** RAW DATA **
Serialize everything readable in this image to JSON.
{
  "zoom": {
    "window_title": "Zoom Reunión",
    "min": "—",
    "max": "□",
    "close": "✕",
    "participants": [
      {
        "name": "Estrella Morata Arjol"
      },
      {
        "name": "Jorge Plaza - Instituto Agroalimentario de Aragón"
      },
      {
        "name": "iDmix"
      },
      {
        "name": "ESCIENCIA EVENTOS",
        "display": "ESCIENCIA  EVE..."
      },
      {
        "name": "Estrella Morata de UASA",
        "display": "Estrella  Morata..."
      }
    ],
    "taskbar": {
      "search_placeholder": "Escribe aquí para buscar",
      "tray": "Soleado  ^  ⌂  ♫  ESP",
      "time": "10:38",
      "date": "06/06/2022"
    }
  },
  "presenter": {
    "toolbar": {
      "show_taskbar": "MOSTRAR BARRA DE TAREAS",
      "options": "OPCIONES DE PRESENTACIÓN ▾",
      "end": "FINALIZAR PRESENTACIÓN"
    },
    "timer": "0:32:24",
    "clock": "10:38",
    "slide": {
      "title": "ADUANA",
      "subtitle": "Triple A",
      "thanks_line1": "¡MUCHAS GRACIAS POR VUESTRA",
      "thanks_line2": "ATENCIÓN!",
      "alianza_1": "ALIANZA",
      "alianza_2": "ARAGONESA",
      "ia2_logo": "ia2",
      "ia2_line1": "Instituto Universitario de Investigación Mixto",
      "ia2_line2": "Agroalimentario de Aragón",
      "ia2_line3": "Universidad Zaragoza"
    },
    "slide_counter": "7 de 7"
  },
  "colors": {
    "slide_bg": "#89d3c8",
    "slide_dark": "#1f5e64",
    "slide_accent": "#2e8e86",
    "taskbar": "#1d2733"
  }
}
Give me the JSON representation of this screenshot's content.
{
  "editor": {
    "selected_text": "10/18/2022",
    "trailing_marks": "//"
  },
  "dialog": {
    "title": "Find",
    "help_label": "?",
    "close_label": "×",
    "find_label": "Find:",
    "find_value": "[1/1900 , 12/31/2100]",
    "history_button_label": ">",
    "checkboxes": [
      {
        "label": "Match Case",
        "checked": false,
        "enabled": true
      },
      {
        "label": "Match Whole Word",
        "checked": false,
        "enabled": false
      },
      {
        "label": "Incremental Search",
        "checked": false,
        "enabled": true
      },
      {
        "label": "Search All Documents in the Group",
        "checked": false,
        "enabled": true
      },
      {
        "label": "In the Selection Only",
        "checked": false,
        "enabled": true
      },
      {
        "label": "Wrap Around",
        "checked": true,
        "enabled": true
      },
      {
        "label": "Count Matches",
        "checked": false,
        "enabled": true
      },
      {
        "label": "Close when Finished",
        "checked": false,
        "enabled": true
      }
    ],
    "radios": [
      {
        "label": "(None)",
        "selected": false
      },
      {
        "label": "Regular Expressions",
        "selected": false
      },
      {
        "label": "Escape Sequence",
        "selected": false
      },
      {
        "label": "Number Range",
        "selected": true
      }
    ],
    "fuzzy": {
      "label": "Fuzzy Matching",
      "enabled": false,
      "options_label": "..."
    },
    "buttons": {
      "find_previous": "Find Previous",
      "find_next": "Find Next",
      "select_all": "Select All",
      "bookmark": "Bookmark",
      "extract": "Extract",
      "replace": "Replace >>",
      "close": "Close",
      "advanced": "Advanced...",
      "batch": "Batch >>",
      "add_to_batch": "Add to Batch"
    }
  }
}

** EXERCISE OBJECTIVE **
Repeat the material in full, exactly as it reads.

** REPLY **
Serialize everything readable in this image to JSON.
{
  "zoom": {
    "window_title": "Zoom Reunión",
    "min": "—",
    "max": "□",
    "close": "✕",
    "participants": [
      {
        "name": "Estrella Morata Arjol"
      },
      {
        "name": "Jorge Plaza - Instituto Agroalimentario de Aragón"
      },
      {
        "name": "iDmix"
      },
      {
        "name": "ESCIENCIA EVENTOS",
        "display": "ESCIENCIA  EVE..."
      },
      {
        "name": "Estrella Morata de UASA",
        "display": "Estrella  Morata..."
      }
    ],
    "taskbar": {
      "search_placeholder": "Escribe aquí para buscar",
      "tray": "Soleado  ^  ⌂  ♫  ESP",
      "time": "10:38",
      "date": "06/06/2022"
    }
  },
  "presenter": {
    "toolbar": {
      "show_taskbar": "MOSTRAR BARRA DE TAREAS",
      "options": "OPCIONES DE PRESENTACIÓN ▾",
      "end": "FINALIZAR PRESENTACIÓN"
    },
    "timer": "0:32:24",
    "clock": "10:38",
    "slide": {
      "title": "ADUANA",
      "subtitle": "Triple A",
      "thanks_line1": "¡MUCHAS GRACIAS POR VUESTRA",
      "thanks_line2": "ATENCIÓN!",
      "alianza_1": "ALIANZA",
      "alianza_2": "ARAGONESA",
      "ia2_logo": "ia2",
      "ia2_line1": "Instituto Universitario de Investigación Mixto",
      "ia2_line2": "Agroalimentario de Aragón",
      "ia2_line3": "Universidad Zaragoza"
    },
    "slide_counter": "7 de 7"
  },
  "colors": {
    "slide_bg": "#89d3c8",
    "slide_dark": "#1f5e64",
    "slide_accent": "#2e8e86",
    "taskbar": "#1d2733"
  }
}
Give me the JSON representation of this screenshot's content.
{
  "editor": {
    "selected_text": "10/18/2022",
    "trailing_marks": "//"
  },
  "dialog": {
    "title": "Find",
    "help_label": "?",
    "close_label": "×",
    "find_label": "Find:",
    "find_value": "[1/1900 , 12/31/2100]",
    "history_button_label": ">",
    "checkboxes": [
      {
        "label": "Match Case",
        "checked": false,
        "enabled": true
      },
      {
        "label": "Match Whole Word",
        "checked": false,
        "enabled": false
      },
      {
        "label": "Incremental Search",
        "checked": false,
        "enabled": true
      },
      {
        "label": "Search All Documents in the Group",
        "checked": false,
        "enabled": true
      },
      {
        "label": "In the Selection Only",
        "checked": false,
        "enabled": true
      },
      {
        "label": "Wrap Around",
        "checked": true,
        "enabled": true
      },
      {
        "label": "Count Matches",
        "checked": false,
        "enabled": true
      },
      {
        "label": "Close when Finished",
        "checked": false,
        "enabled": true
      }
    ],
    "radios": [
      {
        "label": "(None)",
        "selected": false
      },
      {
        "label": "Regular Expressions",
        "selected": false
      },
      {
        "label": "Escape Sequence",
        "selected": false
      },
      {
        "label": "Number Range",
        "selected": true
      }
    ],
    "fuzzy": {
      "label": "Fuzzy Matching",
      "enabled": false,
      "options_label": "..."
    },
    "buttons": {
      "find_previous": "Find Previous",
      "find_next": "Find Next",
      "select_all": "Select All",
      "bookmark": "Bookmark",
      "extract": "Extract",
      "replace": "Replace >>",
      "close": "Close",
      "advanced": "Advanced...",
      "batch": "Batch >>",
      "add_to_batch": "Add to Batch"
    }
  }
}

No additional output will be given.